Posted: 22 May 2014 Last revised: 24 May 2014
Date Written: August 18, 2011
This paper studies the effect of political elite's career incentive on China's trade policy formation. The conventional wisdom in both the China field and the political economy literature predicts that trade policy rents tend to be doled out by leaders to those political elite who enjoy close political relationship such as factional ties with them. This view, however, fails to appreciate analytically that, in a highly institutionalized autocratic state like China, in addition to giving out policy favors, autocratic leaders also enjoy access to another source of rents, promotion in authoritarian institutions. In other words, instead of viewing political elite's policy preferences from a static perspective (as suggested by the standard fragmented authoritarian framework), we should adopt a dynamic interpretation where autocratic leaders can change the policy preferences of their selectorate by offering them promotion opportunities within the authoritarian hierarchy as long as they can credibly commit to these political promises.
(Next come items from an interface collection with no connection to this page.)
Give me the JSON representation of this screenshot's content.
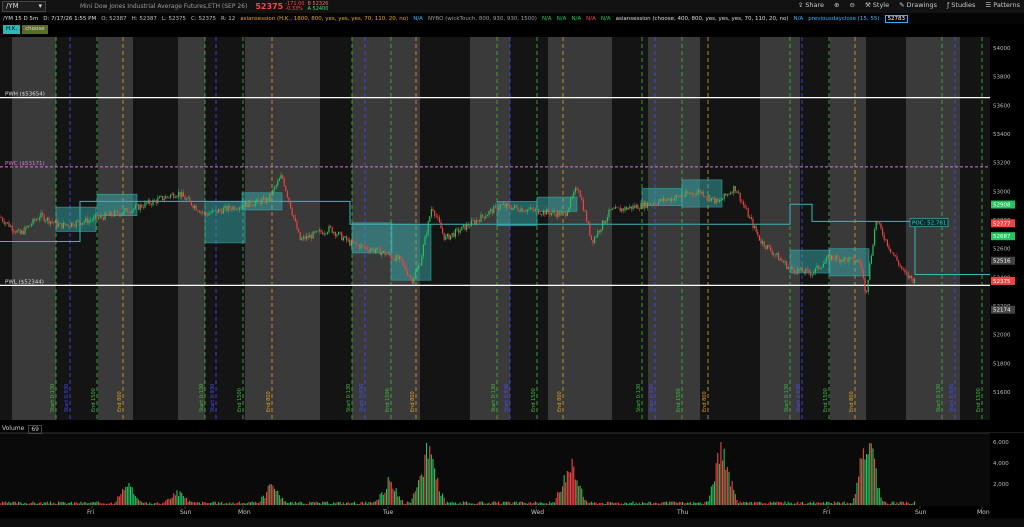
{
  "toolbar": {
    "symbol": "/YM",
    "description": "Mini Dow Jones Industrial Average Futures,ETH (SEP 26)",
    "price": "52375",
    "change": "-171.00",
    "change_pct": "-0.33%",
    "bid": "B 52326",
    "ask": "A 52400",
    "share": "Share",
    "style": "Style",
    "drawings": "Drawings",
    "studies": "Studies",
    "patterns": "Patterns"
  },
  "infobar": {
    "timeframe": "/YM 15 D 5m",
    "date": "D: 7/17/26 1:55 PM",
    "open": "O: 52387",
    "high": "H: 52387",
    "low": "L: 52375",
    "close": "C: 52375",
    "range": "R: 12",
    "study1": "asiansession (H.K., 1800, 800, yes, yes, yes, 70, 110, 20, no)",
    "na": "N/A",
    "study2": "NYBO (wickTouch, 800, 930, 930, 1500)",
    "study3": "asiansession (choose, 400, 800, yes, yes, yes, 70, 110, 20, no)",
    "study4": "previousdayclose (15, 55)",
    "study4_value": "52783"
  },
  "chips": {
    "hk": "H.K.",
    "choose": "choose"
  },
  "levels": {
    "pwh": "PWH ($53654)",
    "pwc": "PWC ($53171)",
    "pwl": "PWL ($52344)",
    "poc": "POC: 52,781"
  },
  "price_axis": {
    "ticks": [
      "54000",
      "53800",
      "53600",
      "53400",
      "53200",
      "53000",
      "52800",
      "52600",
      "52400",
      "52200",
      "52000",
      "51800",
      "51600"
    ],
    "badges": [
      "52908",
      "52777",
      "52687",
      "52516",
      "52375",
      "52174"
    ]
  },
  "session_labels": {
    "start": "Start 0:130",
    "end800": "End 800",
    "open_label": "Start 0:930",
    "close_label": "End 1500"
  },
  "volume": {
    "label": "Volume",
    "value": "69",
    "ticks": [
      "6,000",
      "4,000",
      "2,000"
    ]
  },
  "days": [
    "Fri",
    "Sun",
    "Mon",
    "Tue",
    "Wed",
    "Thu",
    "Fri",
    "Sun",
    "Mon"
  ],
  "colors": {
    "up": "#22c55e",
    "down": "#ef4444",
    "box": "#38b8b8",
    "pwc": "#e070e0"
  }
}
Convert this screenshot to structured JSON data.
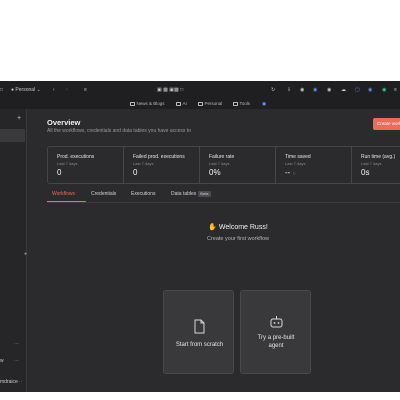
{
  "browser": {
    "profile": "Personal",
    "bookmarks": [
      "News & Blogs",
      "AI",
      "Personal",
      "Tools"
    ]
  },
  "sidebar": {
    "items": [
      "w",
      "mdraice"
    ]
  },
  "overview": {
    "title": "Overview",
    "subtitle": "All the workflows, credentials and data tables you have access to",
    "create_label": "Create work"
  },
  "stats": [
    {
      "label": "Prod. executions",
      "period": "Last 7 days",
      "value": "0"
    },
    {
      "label": "Failed prod. executions",
      "period": "Last 7 days",
      "value": "0"
    },
    {
      "label": "Failure rate",
      "period": "Last 7 days",
      "value": "0%"
    },
    {
      "label": "Time saved",
      "period": "Last 7 days",
      "value": "--"
    },
    {
      "label": "Run time (avg.)",
      "period": "Last 7 days",
      "value": "0s"
    }
  ],
  "tabs": [
    "Workflows",
    "Credentials",
    "Executions",
    "Data tables"
  ],
  "beta_badge": "Beta",
  "welcome": {
    "heading": "Welcome Russ!",
    "subtitle": "Create your first workflow",
    "cards": [
      "Start from scratch",
      "Try a pre-built agent"
    ]
  },
  "colors": {
    "accent": "#ea6d5b",
    "background": "#2b2b2d"
  }
}
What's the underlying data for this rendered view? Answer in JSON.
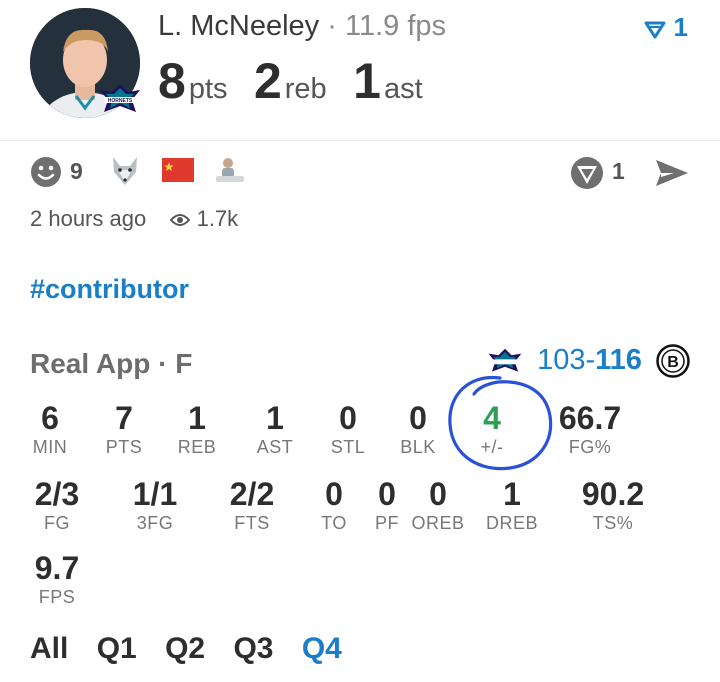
{
  "player": {
    "name": "L. McNeeley",
    "separator": "·",
    "fps": "11.9 fps",
    "pts_value": "8",
    "pts_label": "pts",
    "reb_value": "2",
    "reb_label": "reb",
    "ast_value": "1",
    "ast_label": "ast",
    "team_logo_text": "HORNETS"
  },
  "vote": {
    "count": "1",
    "icon": "chevron-vote-icon",
    "color": "#1a7fc8"
  },
  "actions": {
    "reaction_count": "9",
    "reaction_icon": "smiley-icon",
    "award_count": "1",
    "flag": "china-flag"
  },
  "meta": {
    "time": "2 hours ago",
    "views": "1.7k"
  },
  "tag": "#contributor",
  "box": {
    "title": "Real App · F",
    "score_left": "103",
    "score_dash": "-",
    "score_right": "116",
    "opponent_logo_text": "B"
  },
  "stats_row1": [
    {
      "value": "6",
      "label": "MIN"
    },
    {
      "value": "7",
      "label": "PTS"
    },
    {
      "value": "1",
      "label": "REB"
    },
    {
      "value": "1",
      "label": "AST"
    },
    {
      "value": "0",
      "label": "STL"
    },
    {
      "value": "0",
      "label": "BLK"
    },
    {
      "value": "4",
      "label": "+/-"
    },
    {
      "value": "66.7",
      "label": "FG%"
    }
  ],
  "stats_row2": [
    {
      "value": "2/3",
      "label": "FG"
    },
    {
      "value": "1/1",
      "label": "3FG"
    },
    {
      "value": "2/2",
      "label": "FTS"
    },
    {
      "value": "0",
      "label": "TO"
    },
    {
      "value": "0",
      "label": "PF"
    },
    {
      "value": "0",
      "label": "OREB"
    },
    {
      "value": "1",
      "label": "DREB"
    },
    {
      "value": "90.2",
      "label": "TS%"
    }
  ],
  "stats_row3": [
    {
      "value": "9.7",
      "label": "FPS"
    }
  ],
  "quarters": [
    "All",
    "Q1",
    "Q2",
    "Q3",
    "Q4"
  ],
  "active_quarter": "Q4",
  "colors": {
    "accent": "#1a7fc8",
    "plus_minus": "#2e9e57",
    "annotation": "#2a52d8"
  }
}
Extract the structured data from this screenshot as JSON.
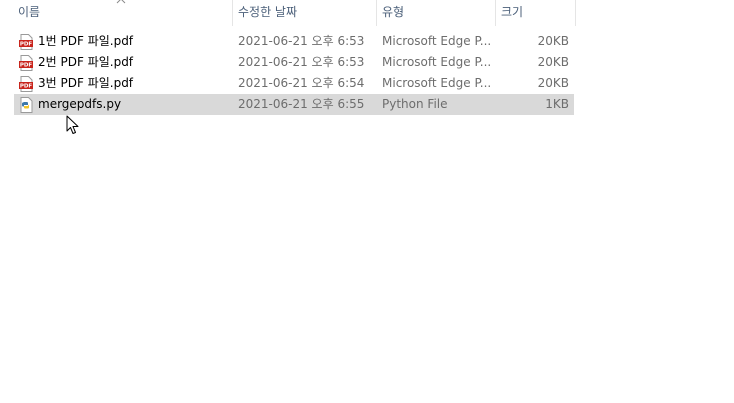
{
  "columns": {
    "name": "이름",
    "date": "수정한 날짜",
    "type": "유형",
    "size": "크기"
  },
  "files": [
    {
      "icon": "pdf-file-icon",
      "name": "1번 PDF 파일.pdf",
      "date": "2021-06-21 오후 6:53",
      "type": "Microsoft Edge P...",
      "size": "20KB",
      "selected": false
    },
    {
      "icon": "pdf-file-icon",
      "name": "2번 PDF 파일.pdf",
      "date": "2021-06-21 오후 6:53",
      "type": "Microsoft Edge P...",
      "size": "20KB",
      "selected": false
    },
    {
      "icon": "pdf-file-icon",
      "name": "3번 PDF 파일.pdf",
      "date": "2021-06-21 오후 6:54",
      "type": "Microsoft Edge P...",
      "size": "20KB",
      "selected": false
    },
    {
      "icon": "python-file-icon",
      "name": "mergepdfs.py",
      "date": "2021-06-21 오후 6:55",
      "type": "Python File",
      "size": "1KB",
      "selected": true
    }
  ],
  "colors": {
    "header_text": "#4c607a",
    "selection": "#d9d9d9",
    "pdf_red": "#c8241c"
  }
}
We therefore hypothesize that sectoral political elite's decisions to lobby for trade policy favors are determined by the credibility of leaders' promotion promises. When the top leaders are able to make credible commitments to their promises, political elite will then cooperate with them and choose not to engage in lobbying activities. By contrary, if the former fail to do so, then the latter will act according to their own sectoral interests. This study tests this idea with a completely new dataset with 66 sectors between 1998 and 2009, and, in particular, a new political variable capturing political elite's promotion expectations and leaders' credibility is used to identify the effect of career incentive on China's trade policy determination. We choose a panel data endogenous switching regression model to test this long-run model from the endogenous lobby formation process to the endogenous determination of China's tariff policy, and the estimated structural parameters also support the idea that it is less likely for a sector with higher promotion expectation score to get organized and political organization has a causal impact on China's tariff patterns.
Keywords: Career Effect, China's Trade Policy, Commitment Problem, Lobbying
Suggested Citation: Suggested Citation
Tung, Hans Hanpu, Dynamic Career Incentive Versus Policy Rent-Seeking in Institutionalized Authoritarian Regimes: Testing a Long-Run Model of Trade Policy Determination in China (August 18, 2011). APSA 2011 Annual Meeting Paper; Emerging Markets Finance and Trade, Forthcoming; APSA 2011 Annual Meeting Paper. Available at SSRN: https://ssrn.com/abstract=1900644